Well, it has been about three weeks since the Being Human, National Festival of Humanities activities took place in Durham. Philipp Nothaft’s magnificent lecture on the dating of Easter (just before Advent, appropriately) on the 18th November, which attracted an audience of over 80 and is available in video form, began events. The lecture took place Continue reading →
Being Human, the National Festival of Humanities, opens across the UK on the 17th November, this Thursday. With nine days of events from Scotland to Cornwall, Northern Ireland to London this year is as diverse in the range of research inspired by the humanities, as it is in geography! There are a number of events taking place in the North-East of England: Hoping for Peace, Imagining War: British Writers 1890s-1920s and The Power of Print in 18th Century Newcastle organised by Northumbria University, Scaling the Heights: Mountains and Vertical Megastructures, Maternity Tales – Listening to Birth Spaces Past and Present and Hope and Fear in Children’s Books organised by Newcastle University. And, there are the two events organised at Durham University under the umbrella title of Heaven’s Above! Giles was talking about the last two in particular on the Ingrid Hagemann Show today (13.11.16 – at around 1hr 45 mins in on the listen again): the excitement of medieval astronomy, mechanical clocks, and what he’d like to do if he could go back in time. Continue reading →

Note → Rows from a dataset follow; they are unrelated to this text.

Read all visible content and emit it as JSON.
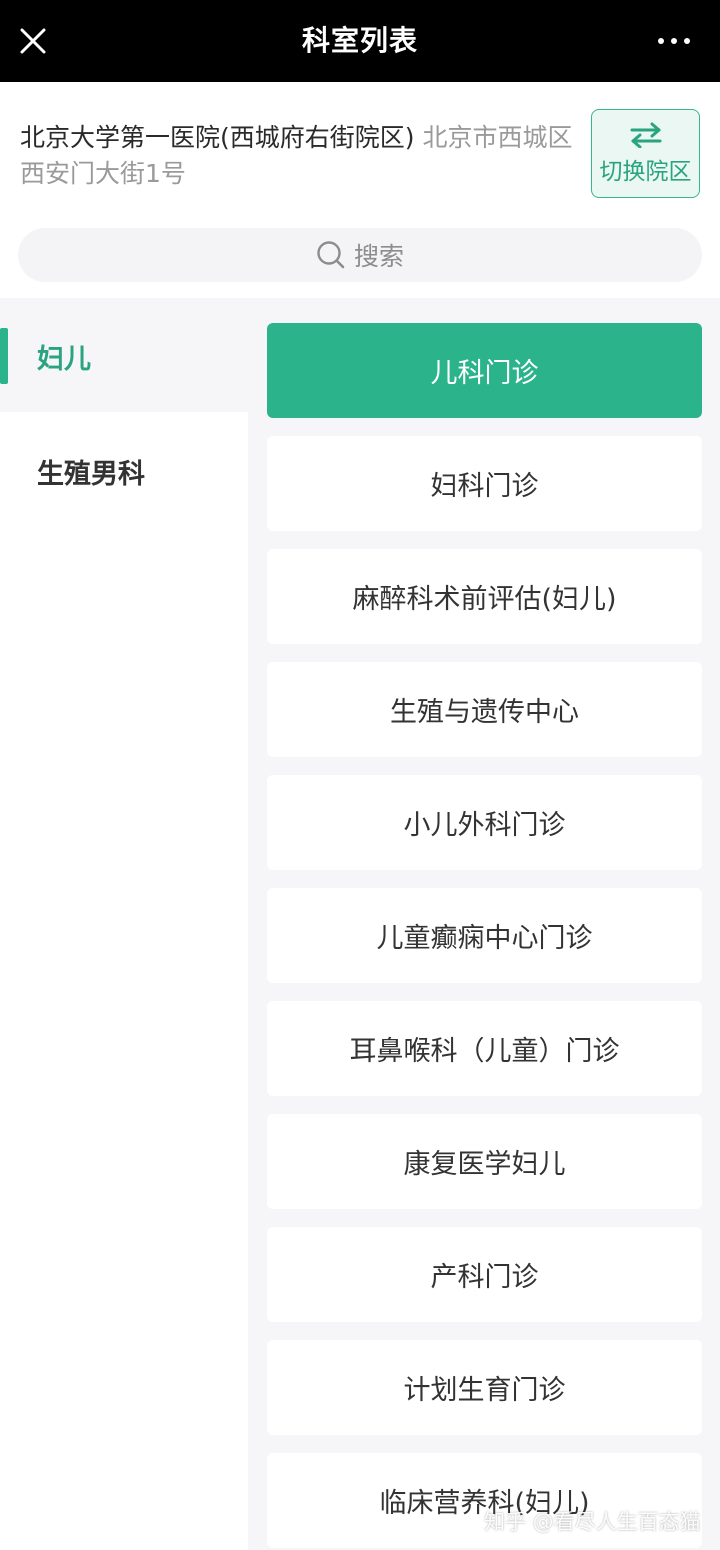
{
  "titlebar": {
    "title": "科室列表",
    "close_icon": "close-icon",
    "more_icon": "more-dots-icon"
  },
  "hospital": {
    "name": "北京大学第一医院(西城府右街院区)",
    "address": "北京市西城区西安门大街1号",
    "switch_label": "切换院区",
    "switch_icon": "swap-arrows-icon"
  },
  "search": {
    "placeholder": "搜索",
    "icon": "search-icon"
  },
  "sidebar": {
    "items": [
      {
        "label": "妇儿",
        "active": true
      },
      {
        "label": "生殖男科",
        "active": false
      }
    ]
  },
  "departments": [
    {
      "label": "儿科门诊",
      "selected": true
    },
    {
      "label": "妇科门诊",
      "selected": false
    },
    {
      "label": "麻醉科术前评估(妇儿)",
      "selected": false
    },
    {
      "label": "生殖与遗传中心",
      "selected": false
    },
    {
      "label": "小儿外科门诊",
      "selected": false
    },
    {
      "label": "儿童癫痫中心门诊",
      "selected": false
    },
    {
      "label": "耳鼻喉科（儿童）门诊",
      "selected": false
    },
    {
      "label": "康复医学妇儿",
      "selected": false
    },
    {
      "label": "产科门诊",
      "selected": false
    },
    {
      "label": "计划生育门诊",
      "selected": false
    },
    {
      "label": "临床营养科(妇儿)",
      "selected": false
    }
  ],
  "watermark": "知乎 @看尽人生百态猫",
  "colors": {
    "accent": "#2bb38b",
    "titlebar_bg": "#000000",
    "address_text": "#9a9a9a"
  }
}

For those of you who were not able to be with us for Michael Brooks‘s fabulous lecture ‘At the Wild Frontiers of Science’, delivered as part of the Being Human Festival of Humanities, at Ushaw College on 19th November, we are delighted to present it here. It is a mind-stretching tour of questions for modern science, from blackholes, to human-animal relations, epigenetics and the nature of human identity and consciousness. Be inspired. Continue reading →
So, the Durham Facing Out programme for the Being Human Festival of Humanities starts tomorrow – with Face to Face Encounters in Libraries based around the portrait in Cosin’s library, which goes on for the week. Dark Ages to Dark Matter takes place on Tuesday, 18th, with Michael Brook’s Public Lecture at Ushaw College the following evening: 5.30 for 6.00 pm. You can hear Giles being interviewed by Ingrid Hagemann on her show this morning, the interview is about 2 hours 36 minutes (well, 2 hours, 37 minutes and 27 seconds to be more precise) into the listen-again podcast, which is available for the next four weeks. It was great to chat about why Grosseteste should be more of a household name, and the exciting ways in which the past can inspire the present and the future. Continue reading →